Socratic Seminars are one method for discussing complex texts, and they are also useful forums where students can metacognate about their learning process and even share best practices.
Although I can not predict when great insights will come up during a Socratic seminar, I can be assured that they will happen. I film the seminar because I then play back the footage to help me create accurate scripted notes that students can use as an additional resource to support their analysis writing. I have also found that using clips from the seminar to build a Gooru collection or to share during a moment of direct instruction is a very engaging way to teach. It also acknowledges what my students know and it allows them to, in essence, help me teach the class.
Socratic Seminars can be amazing learning experiences for students when they take the time to prepare what they will contribute to the conversation.
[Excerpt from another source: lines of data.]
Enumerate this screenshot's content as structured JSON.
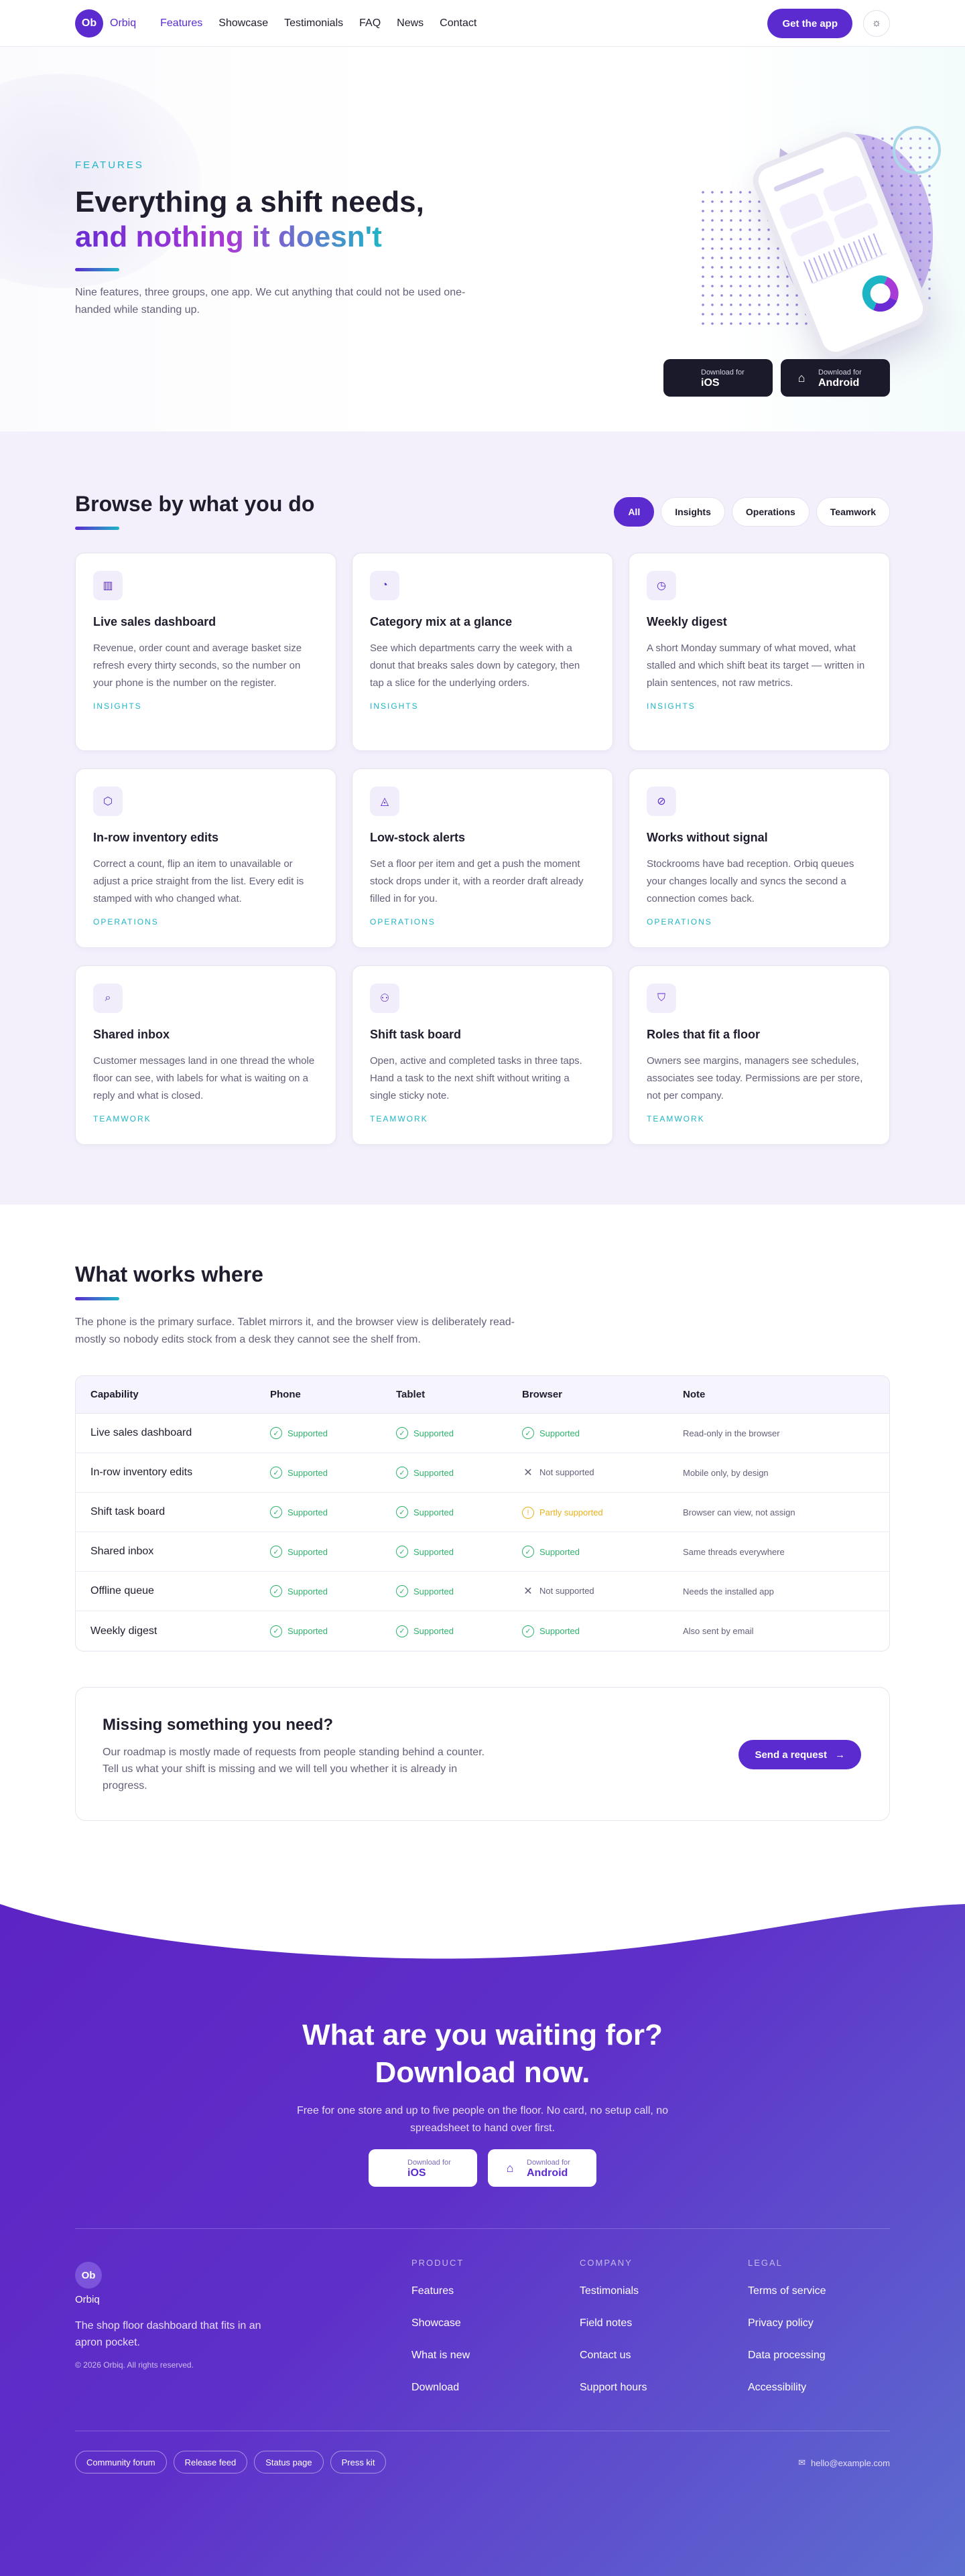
{
  "nav": {
    "logo_badge": "Ob",
    "logo_text": "Orbiq",
    "links": [
      "Features",
      "Showcase",
      "Testimonials",
      "FAQ",
      "News",
      "Contact"
    ],
    "active": "Features",
    "cta": "Get the app",
    "theme_icon": "sun-icon"
  },
  "hero": {
    "eyebrow": "FEATURES",
    "title_line1": "Everything a shift needs,",
    "title_line2": "and nothing it doesn't",
    "subtitle": "Nine features, three groups, one app. We cut anything that could not be used one-handed while standing up.",
    "ios": {
      "small": "Download for",
      "big": "iOS"
    },
    "android": {
      "small": "Download for",
      "big": "Android"
    }
  },
  "features": {
    "title": "Browse by what you do",
    "filters": [
      "All",
      "Insights",
      "Operations",
      "Teamwork"
    ],
    "active_filter": "All",
    "cards": [
      {
        "icon": "bar-chart-icon",
        "glyph": "▥",
        "title": "Live sales dashboard",
        "desc": "Revenue, order count and average basket size refresh every thirty seconds, so the number on your phone is the number on the register.",
        "tag": "INSIGHTS"
      },
      {
        "icon": "pie-icon",
        "glyph": "◔",
        "title": "Category mix at a glance",
        "desc": "See which departments carry the week with a donut that breaks sales down by category, then tap a slice for the underlying orders.",
        "tag": "INSIGHTS"
      },
      {
        "icon": "clock-icon",
        "glyph": "◷",
        "title": "Weekly digest",
        "desc": "A short Monday summary of what moved, what stalled and which shift beat its target — written in plain sentences, not raw metrics.",
        "tag": "INSIGHTS"
      },
      {
        "icon": "box-icon",
        "glyph": "⬡",
        "title": "In-row inventory edits",
        "desc": "Correct a count, flip an item to unavailable or adjust a price straight from the list. Every edit is stamped with who changed what.",
        "tag": "OPERATIONS"
      },
      {
        "icon": "bell-icon",
        "glyph": "◬",
        "title": "Low-stock alerts",
        "desc": "Set a floor per item and get a push the moment stock drops under it, with a reorder draft already filled in for you.",
        "tag": "OPERATIONS"
      },
      {
        "icon": "wifi-off-icon",
        "glyph": "⊘",
        "title": "Works without signal",
        "desc": "Stockrooms have bad reception. Orbiq queues your changes locally and syncs the second a connection comes back.",
        "tag": "OPERATIONS"
      },
      {
        "icon": "search-icon",
        "glyph": "⌕",
        "title": "Shared inbox",
        "desc": "Customer messages land in one thread the whole floor can see, with labels for what is waiting on a reply and what is closed.",
        "tag": "TEAMWORK"
      },
      {
        "icon": "users-icon",
        "glyph": "⚇",
        "title": "Shift task board",
        "desc": "Open, active and completed tasks in three taps. Hand a task to the next shift without writing a single sticky note.",
        "tag": "TEAMWORK"
      },
      {
        "icon": "shield-icon",
        "glyph": "⛉",
        "title": "Roles that fit a floor",
        "desc": "Owners see margins, managers see schedules, associates see today. Permissions are per store, not per company.",
        "tag": "TEAMWORK"
      }
    ]
  },
  "matrix": {
    "title": "What works where",
    "subtitle": "The phone is the primary surface. Tablet mirrors it, and the browser view is deliberately read-mostly so nobody edits stock from a desk they cannot see the shelf from.",
    "headers": [
      "Capability",
      "Phone",
      "Tablet",
      "Browser",
      "Note"
    ],
    "rows": [
      {
        "cap": "Live sales dashboard",
        "phone": "Supported",
        "tablet": "Supported",
        "browser": "Supported",
        "browser_kind": "ok",
        "note": "Read-only in the browser"
      },
      {
        "cap": "In-row inventory edits",
        "phone": "Supported",
        "tablet": "Supported",
        "browser": "Not supported",
        "browser_kind": "no",
        "note": "Mobile only, by design"
      },
      {
        "cap": "Shift task board",
        "phone": "Supported",
        "tablet": "Supported",
        "browser": "Partly supported",
        "browser_kind": "part",
        "note": "Browser can view, not assign"
      },
      {
        "cap": "Shared inbox",
        "phone": "Supported",
        "tablet": "Supported",
        "browser": "Supported",
        "browser_kind": "ok",
        "note": "Same threads everywhere"
      },
      {
        "cap": "Offline queue",
        "phone": "Supported",
        "tablet": "Supported",
        "browser": "Not supported",
        "browser_kind": "no",
        "note": "Needs the installed app"
      },
      {
        "cap": "Weekly digest",
        "phone": "Supported",
        "tablet": "Supported",
        "browser": "Supported",
        "browser_kind": "ok",
        "note": "Also sent by email"
      }
    ]
  },
  "request": {
    "title": "Missing something you need?",
    "desc": "Our roadmap is mostly made of requests from people standing behind a counter. Tell us what your shift is missing and we will tell you whether it is already in progress.",
    "button": "Send a request"
  },
  "cta": {
    "title_line1": "What are you waiting for?",
    "title_line2": "Download now.",
    "subtitle": "Free for one store and up to five people on the floor. No card, no setup call, no spreadsheet to hand over first.",
    "ios": {
      "small": "Download for",
      "big": "iOS"
    },
    "android": {
      "small": "Download for",
      "big": "Android"
    }
  },
  "footer": {
    "badge": "Ob",
    "name": "Orbiq",
    "tagline": "The shop floor dashboard that fits in an apron pocket.",
    "copyright": "© 2026 Orbiq. All rights reserved.",
    "columns": [
      {
        "title": "PRODUCT",
        "links": [
          "Features",
          "Showcase",
          "What is new",
          "Download"
        ]
      },
      {
        "title": "COMPANY",
        "links": [
          "Testimonials",
          "Field notes",
          "Contact us",
          "Support hours"
        ]
      },
      {
        "title": "LEGAL",
        "links": [
          "Terms of service",
          "Privacy policy",
          "Data processing",
          "Accessibility"
        ]
      }
    ],
    "pills": [
      "Community forum",
      "Release feed",
      "Status page",
      "Press kit"
    ],
    "email": "hello@example.com"
  },
  "colors": {
    "brand": "#5b2bd0",
    "accent": "#1db5c6",
    "ok": "#2fb36c",
    "partial": "#e8b21d",
    "footer_bg": "#5c24c4"
  }
}
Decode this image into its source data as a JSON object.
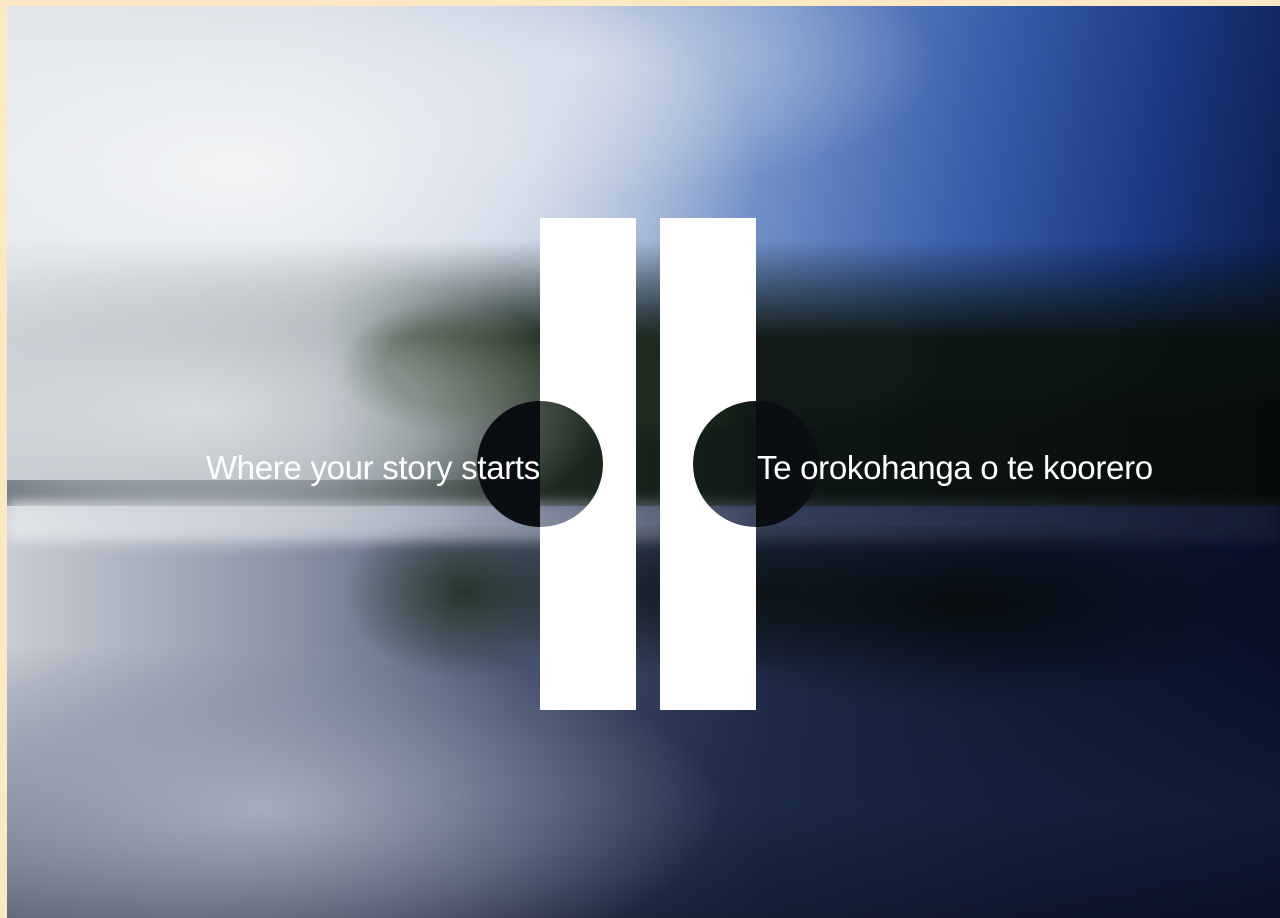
{
  "hero": {
    "tagline_english": "Where your story starts",
    "tagline_maori": "Te orokohanga o te koorero"
  },
  "logo": {
    "icon": "twin-pillars-logo-icon",
    "color": "#ffffff"
  },
  "colors": {
    "frame": "#fde8c4",
    "sky_light": "#dfe2e6",
    "sky_blue": "#3d63ae",
    "water_dark": "#081028"
  }
}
Once the seminar prompt has been clarified, each student gets ready by reviewing their Annotation Logs to identify what evidence and analysis addresses the prompt. This preparation often takes 15 minutes, and during that time students use a graphic organizer to develop the key points they want to contribute. Regardless of how many Socratic Seminars we may have already done in the class, we always review the norms to ensure that the time we spend in dialogue is useful and inclusive.
There are an infinite number of digital content providers and tech tools and education programs a blended teacher can choose to use in her classroom. Check out how and why Johanna uses specific digital content and ed tech tools!